If you find yourself in a situation that is changing on your project, take a moment to ground yourself and reflect. Ask yourself: What is the situation that I’m currently in? Think about the project, the problem you are facing and the wider project environment. Consider the requirements of the situation on you as the project manager, on the project sponsor and on other important stakeholders.
Can you explain your behavior? Make sure that if someone asked you to write down why you made those choices and used that behavior that you could justify it. It’s especially important to check that you aren’t emotional and to consider the causes and purposes of your behavior.
Are these choices compliant with the needs of the project? Finally, check that you are making decisions in this situation that are allowed within the context of your work. Consider regulation, the requirements of your customer and manager, and the normal practices that would be expected in this situation.
Situational Leadership: Team Development
Situational leadership is a great way to develop your team as well. Think about how you are going to support the learning needs of your project team members, the ones that make up your core team. Like any other team manager, these people are your leadership team.
Leadership team development is about giving your core project team the skills they need to perform their assigned activities on the project, and you as a situational leader will be able to judge what is required at any given moment in time.
One of the primary things to focus on is helping to reduce complacency across the team. When they have done something before and have been successful, a situational leader will challenge them by asking if it be successful this time. Don’t let your team fail because they fail to be situationally aware.
Making An Ethical Situational Assessment
Assessing the situation on a project means being aware of shades of gray, which you have probably experienced on your own projects.
There’s one moment where you have to be very firm in your beliefs and that’s when the situation is about your professional integrity. When it comes to questions of bribery, corruption, or discrimination based on gender, on skin color, religion, or whatever it is, you should be “unsituational”.
Use your knowledge of the Project Management Institute (PMI)® Code of Ethics and Professional Conduct to help guide you in making the right decision, or talk to your mentor or another professional associate you trust for advice.
Developing Your Situational Awareness
The more experience you have as a project manager, the easier it will be for you to make appropriate judgments when dealing with changing situations on your projects. However, solid training is a good shortcut for this when you don’t have time to wait until you’ve gained 30 years of practical experience.

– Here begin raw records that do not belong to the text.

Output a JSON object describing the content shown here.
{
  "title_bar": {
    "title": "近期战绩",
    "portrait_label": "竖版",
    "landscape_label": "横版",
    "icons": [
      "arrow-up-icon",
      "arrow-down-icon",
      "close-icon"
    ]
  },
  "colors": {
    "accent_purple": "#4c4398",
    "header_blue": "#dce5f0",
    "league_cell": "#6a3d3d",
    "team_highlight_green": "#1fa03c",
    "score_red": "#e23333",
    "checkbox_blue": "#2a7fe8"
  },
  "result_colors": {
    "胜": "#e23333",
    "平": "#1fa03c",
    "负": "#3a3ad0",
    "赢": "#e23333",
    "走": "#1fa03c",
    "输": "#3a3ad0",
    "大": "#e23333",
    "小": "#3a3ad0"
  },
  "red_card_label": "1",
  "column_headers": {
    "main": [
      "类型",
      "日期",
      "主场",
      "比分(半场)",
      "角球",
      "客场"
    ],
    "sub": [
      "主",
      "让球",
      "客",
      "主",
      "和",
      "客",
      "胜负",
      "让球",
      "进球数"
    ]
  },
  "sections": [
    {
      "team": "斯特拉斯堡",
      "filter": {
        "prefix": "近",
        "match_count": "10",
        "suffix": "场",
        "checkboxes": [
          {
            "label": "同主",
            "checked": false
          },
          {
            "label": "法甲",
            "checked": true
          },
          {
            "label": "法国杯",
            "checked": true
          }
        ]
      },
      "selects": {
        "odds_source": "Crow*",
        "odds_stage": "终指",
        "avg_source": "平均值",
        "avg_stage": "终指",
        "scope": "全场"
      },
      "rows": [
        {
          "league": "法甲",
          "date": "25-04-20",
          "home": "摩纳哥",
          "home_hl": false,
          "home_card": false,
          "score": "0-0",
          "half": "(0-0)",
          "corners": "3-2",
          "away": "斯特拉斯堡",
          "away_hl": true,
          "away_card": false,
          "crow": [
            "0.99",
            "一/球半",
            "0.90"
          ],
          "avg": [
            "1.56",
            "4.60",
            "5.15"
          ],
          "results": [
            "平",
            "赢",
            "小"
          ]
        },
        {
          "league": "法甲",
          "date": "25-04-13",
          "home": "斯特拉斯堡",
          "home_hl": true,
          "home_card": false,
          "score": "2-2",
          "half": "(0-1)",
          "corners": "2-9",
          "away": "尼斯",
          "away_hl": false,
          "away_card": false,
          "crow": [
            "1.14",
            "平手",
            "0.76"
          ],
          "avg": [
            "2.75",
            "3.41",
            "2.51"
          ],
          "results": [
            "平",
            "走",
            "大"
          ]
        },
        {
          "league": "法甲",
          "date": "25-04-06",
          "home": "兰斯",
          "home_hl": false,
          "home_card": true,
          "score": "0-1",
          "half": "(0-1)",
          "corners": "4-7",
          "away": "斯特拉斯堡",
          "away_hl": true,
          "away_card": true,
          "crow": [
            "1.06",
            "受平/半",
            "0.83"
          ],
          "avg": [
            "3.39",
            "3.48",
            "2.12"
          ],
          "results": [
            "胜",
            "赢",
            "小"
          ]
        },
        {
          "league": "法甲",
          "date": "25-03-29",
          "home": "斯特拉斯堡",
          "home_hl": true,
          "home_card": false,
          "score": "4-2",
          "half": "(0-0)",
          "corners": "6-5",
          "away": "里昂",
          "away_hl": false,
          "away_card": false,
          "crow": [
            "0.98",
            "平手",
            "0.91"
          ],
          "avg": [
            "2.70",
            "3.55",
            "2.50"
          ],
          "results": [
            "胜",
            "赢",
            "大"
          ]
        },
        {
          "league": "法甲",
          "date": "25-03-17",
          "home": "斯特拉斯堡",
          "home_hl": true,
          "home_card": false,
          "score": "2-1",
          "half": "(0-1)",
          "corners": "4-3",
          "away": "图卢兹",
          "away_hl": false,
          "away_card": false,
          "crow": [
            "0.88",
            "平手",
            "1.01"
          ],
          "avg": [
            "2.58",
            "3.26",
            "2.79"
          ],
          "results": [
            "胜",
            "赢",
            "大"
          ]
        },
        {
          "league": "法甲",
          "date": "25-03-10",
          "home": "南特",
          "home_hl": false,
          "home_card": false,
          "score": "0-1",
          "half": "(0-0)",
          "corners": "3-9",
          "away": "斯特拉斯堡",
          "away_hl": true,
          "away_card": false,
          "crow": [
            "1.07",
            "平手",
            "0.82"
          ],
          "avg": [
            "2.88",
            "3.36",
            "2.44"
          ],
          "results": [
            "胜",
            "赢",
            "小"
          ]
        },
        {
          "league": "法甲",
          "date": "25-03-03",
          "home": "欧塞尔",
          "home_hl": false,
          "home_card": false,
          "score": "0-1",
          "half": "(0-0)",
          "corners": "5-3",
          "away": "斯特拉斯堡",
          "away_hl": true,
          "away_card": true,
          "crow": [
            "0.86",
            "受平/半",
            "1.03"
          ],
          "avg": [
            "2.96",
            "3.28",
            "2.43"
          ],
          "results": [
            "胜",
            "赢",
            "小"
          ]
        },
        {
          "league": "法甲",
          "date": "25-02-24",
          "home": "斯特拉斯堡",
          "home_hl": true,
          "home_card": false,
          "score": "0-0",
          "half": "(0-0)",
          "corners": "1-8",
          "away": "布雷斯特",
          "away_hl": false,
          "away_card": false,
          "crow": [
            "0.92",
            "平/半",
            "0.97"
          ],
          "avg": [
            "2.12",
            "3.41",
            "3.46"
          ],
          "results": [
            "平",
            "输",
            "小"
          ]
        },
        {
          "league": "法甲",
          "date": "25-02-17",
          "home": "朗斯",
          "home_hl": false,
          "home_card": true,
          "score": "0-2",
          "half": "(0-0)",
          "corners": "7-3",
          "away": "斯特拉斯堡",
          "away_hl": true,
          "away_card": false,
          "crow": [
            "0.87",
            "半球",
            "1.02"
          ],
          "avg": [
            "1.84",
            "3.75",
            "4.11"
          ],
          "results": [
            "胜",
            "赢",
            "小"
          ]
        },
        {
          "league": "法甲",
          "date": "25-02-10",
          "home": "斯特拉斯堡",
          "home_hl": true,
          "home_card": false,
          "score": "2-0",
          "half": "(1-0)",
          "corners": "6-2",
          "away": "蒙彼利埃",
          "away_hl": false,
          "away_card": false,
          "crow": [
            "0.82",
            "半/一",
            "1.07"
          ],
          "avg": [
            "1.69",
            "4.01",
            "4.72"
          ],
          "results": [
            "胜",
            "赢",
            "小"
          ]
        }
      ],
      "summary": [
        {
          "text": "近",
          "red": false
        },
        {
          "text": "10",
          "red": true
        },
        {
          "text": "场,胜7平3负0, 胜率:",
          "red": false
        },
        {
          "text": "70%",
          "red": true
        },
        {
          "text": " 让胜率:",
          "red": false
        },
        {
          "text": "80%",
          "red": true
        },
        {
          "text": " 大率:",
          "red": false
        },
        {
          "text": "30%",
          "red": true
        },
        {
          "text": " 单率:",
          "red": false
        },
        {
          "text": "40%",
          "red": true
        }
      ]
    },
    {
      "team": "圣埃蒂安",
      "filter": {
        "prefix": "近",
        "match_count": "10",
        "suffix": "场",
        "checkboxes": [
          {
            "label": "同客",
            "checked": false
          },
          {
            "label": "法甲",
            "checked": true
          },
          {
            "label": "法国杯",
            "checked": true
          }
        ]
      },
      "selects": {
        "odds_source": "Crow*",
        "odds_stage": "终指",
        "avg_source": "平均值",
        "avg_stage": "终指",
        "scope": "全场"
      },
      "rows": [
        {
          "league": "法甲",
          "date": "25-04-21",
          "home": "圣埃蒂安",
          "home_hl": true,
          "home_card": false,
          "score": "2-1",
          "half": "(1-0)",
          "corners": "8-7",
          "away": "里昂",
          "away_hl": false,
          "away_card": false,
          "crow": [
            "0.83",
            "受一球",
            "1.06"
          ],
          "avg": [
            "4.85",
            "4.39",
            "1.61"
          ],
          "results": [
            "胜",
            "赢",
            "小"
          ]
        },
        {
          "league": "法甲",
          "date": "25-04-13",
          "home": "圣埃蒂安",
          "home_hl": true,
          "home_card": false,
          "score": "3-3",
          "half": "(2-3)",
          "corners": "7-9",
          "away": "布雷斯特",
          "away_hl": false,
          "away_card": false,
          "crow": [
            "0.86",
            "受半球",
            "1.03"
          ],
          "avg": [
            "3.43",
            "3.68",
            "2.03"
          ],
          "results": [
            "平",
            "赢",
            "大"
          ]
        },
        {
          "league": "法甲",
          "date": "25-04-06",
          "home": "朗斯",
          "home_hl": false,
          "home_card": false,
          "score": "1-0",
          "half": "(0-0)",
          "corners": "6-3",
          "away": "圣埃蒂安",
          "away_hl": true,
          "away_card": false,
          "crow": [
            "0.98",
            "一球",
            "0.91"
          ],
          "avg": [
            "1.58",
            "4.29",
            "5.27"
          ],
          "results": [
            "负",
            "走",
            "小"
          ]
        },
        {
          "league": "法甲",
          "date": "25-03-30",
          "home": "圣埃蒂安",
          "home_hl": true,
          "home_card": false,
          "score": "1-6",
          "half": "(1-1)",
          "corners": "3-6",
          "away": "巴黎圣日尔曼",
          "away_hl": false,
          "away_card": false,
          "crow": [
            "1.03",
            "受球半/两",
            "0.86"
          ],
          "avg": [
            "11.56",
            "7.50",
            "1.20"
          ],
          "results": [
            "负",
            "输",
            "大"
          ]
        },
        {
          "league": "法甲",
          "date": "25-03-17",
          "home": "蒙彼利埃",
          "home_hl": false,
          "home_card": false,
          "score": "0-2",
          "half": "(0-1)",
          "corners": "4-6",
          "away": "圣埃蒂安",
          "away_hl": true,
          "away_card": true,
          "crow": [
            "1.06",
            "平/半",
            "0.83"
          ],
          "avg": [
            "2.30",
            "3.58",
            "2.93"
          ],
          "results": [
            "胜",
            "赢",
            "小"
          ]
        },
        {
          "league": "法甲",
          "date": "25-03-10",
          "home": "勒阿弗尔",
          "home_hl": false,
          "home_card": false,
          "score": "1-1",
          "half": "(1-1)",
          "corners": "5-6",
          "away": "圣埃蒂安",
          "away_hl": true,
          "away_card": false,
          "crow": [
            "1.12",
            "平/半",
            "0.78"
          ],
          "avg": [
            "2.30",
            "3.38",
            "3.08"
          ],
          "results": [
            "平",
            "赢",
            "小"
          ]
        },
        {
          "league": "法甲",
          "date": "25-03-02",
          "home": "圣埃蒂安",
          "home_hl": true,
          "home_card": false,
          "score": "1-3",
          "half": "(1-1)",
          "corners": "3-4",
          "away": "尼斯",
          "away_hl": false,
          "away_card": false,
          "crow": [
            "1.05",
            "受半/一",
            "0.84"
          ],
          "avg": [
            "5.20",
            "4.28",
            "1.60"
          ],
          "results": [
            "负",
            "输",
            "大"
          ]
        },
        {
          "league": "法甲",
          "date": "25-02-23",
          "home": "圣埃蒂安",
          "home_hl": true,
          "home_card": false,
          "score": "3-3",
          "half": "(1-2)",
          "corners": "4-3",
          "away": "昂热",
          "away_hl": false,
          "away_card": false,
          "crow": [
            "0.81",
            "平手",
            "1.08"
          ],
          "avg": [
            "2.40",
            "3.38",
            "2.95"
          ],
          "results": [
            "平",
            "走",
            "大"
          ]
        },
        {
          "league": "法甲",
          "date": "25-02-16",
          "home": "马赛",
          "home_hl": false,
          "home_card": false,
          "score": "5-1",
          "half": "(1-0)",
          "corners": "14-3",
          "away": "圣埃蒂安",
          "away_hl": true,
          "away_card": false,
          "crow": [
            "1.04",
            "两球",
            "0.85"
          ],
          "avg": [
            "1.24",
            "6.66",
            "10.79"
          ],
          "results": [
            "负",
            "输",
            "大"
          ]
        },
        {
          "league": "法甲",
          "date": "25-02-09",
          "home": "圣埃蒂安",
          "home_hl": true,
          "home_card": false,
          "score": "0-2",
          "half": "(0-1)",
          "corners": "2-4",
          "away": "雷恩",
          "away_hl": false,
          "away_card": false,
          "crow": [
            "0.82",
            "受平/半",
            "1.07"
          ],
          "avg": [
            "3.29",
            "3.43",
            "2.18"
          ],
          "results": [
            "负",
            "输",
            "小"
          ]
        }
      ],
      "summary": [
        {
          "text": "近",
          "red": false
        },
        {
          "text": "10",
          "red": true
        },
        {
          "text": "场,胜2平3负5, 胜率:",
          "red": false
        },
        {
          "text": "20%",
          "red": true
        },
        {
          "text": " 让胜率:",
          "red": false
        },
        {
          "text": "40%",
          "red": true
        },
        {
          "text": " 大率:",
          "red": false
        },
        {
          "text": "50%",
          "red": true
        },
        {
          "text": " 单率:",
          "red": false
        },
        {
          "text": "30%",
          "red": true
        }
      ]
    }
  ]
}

The Book Situational Project Management: The Dynamics of Success and Failure written by Oliver Lehmann is available at Amazon.